I’ve been serving and helping people with trauma and grief for 25 years in many kinds of scenarios. This fear of being bad, being rejected for it, and the grief of not having been loved in a healthy way has been alive in every human I’ve helped.
Shame prevents us from feeling safe to be who we are; to feel safe in our bodies; and to truly experience love, interconnectedness, and genuine care for self and others in the world.
It also prevents us from being able to sit with our internal world, to tolerate the discomfort of an underworld journey to meet and dance with our shadows. Because shame is one of them, even though it’s right there in front of our eyes.
Shame keeps us separate.
From each other.
We live in a trauma culture, one that is centered on patriarchal, white supremacist, and capitalistic values.
Based on this alone, every single one of us has emotional pain, psychological confusion, and spiritual disconnection on some level, because this is actually a healthy response to an incredibly unhealthy culture.
But, we aren’t really trained to see it that way.
We are trained to see that there is something wrong with ourselves or other people, not the culture we are living in.
This is changing now, but it’s important to be mindful of this because we cannot lift ourselves out of this shame-based, emotionally violent way of living using the same tactics that got us here in the first place.
We have learned to do this to ourselves. And, each other.
Trauma has been weaponized.
Our unprocessed trauma, our reckoning with our deep fears of not being loved, and our grief of never experiencing healthy love causes us to build whole identities, organizations, programs, and ideals based on our trauma that we can project onto others.
We cast out those who don’t agree and keep those close who we can trauma bond with. Meanwhile, none of us feels truly safe in this world.
Shame polarizes us. It keeps us feeling separate. It is painful.

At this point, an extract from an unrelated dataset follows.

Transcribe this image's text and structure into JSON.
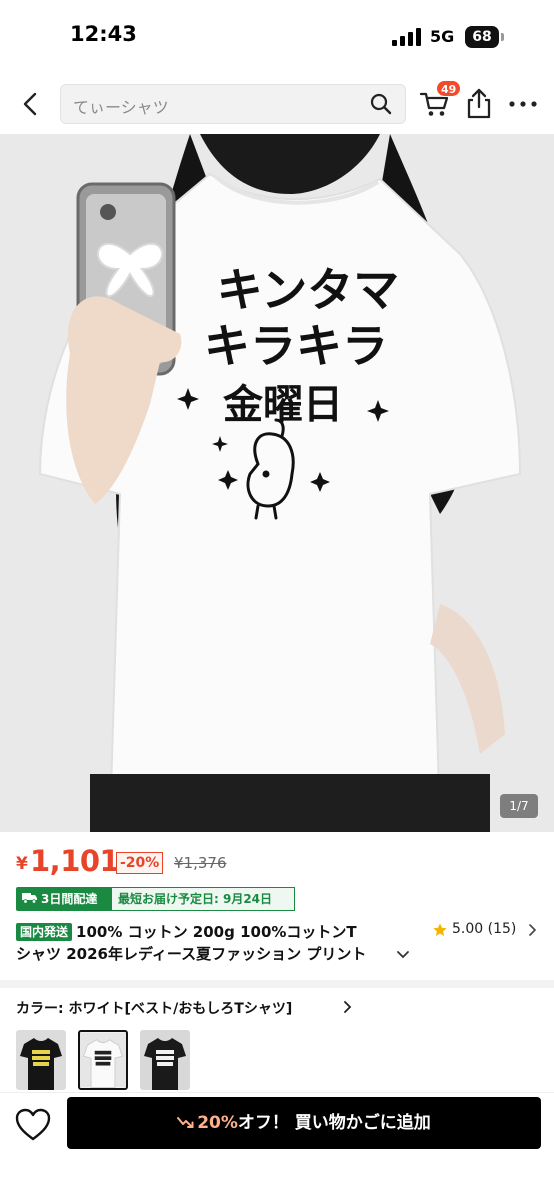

Addressing our own shame, and avoiding pointing out the shame of others, is crucial. Because without addressing our own shame, we simply cannot see clearly.
From the small to the large scale, we are all fractals of this world, and I dreamt last night what it might be like—what kind of human fractals we could create from the centers of our hearts, spiraling out into this world—if we all turned toward our shame for healing, rather than looking for what or whom to blame (including ourselves).
We are in pain. That pain needs love—not emotional violence—to heal. And, it’s shocking how much we’ve normalized emotional violence in ourselves and in the world that we can’t even see it for what it is.
Shame needs to be turned to—that grief of not having been loved released and the fears faced.
We can metabolize the trauma of the past, lay the lessons on the altar of vision, and use that resilience to uplift each other so we can collaborate and make these new fractals from the energy source of love in our hearts.
Please, let’s be more sensitive to the trauma so alive in our collective body right now.
There are humans on the other side of all our screens.
Right action balanced with healing trauma, grieving what is in the heart of our shame.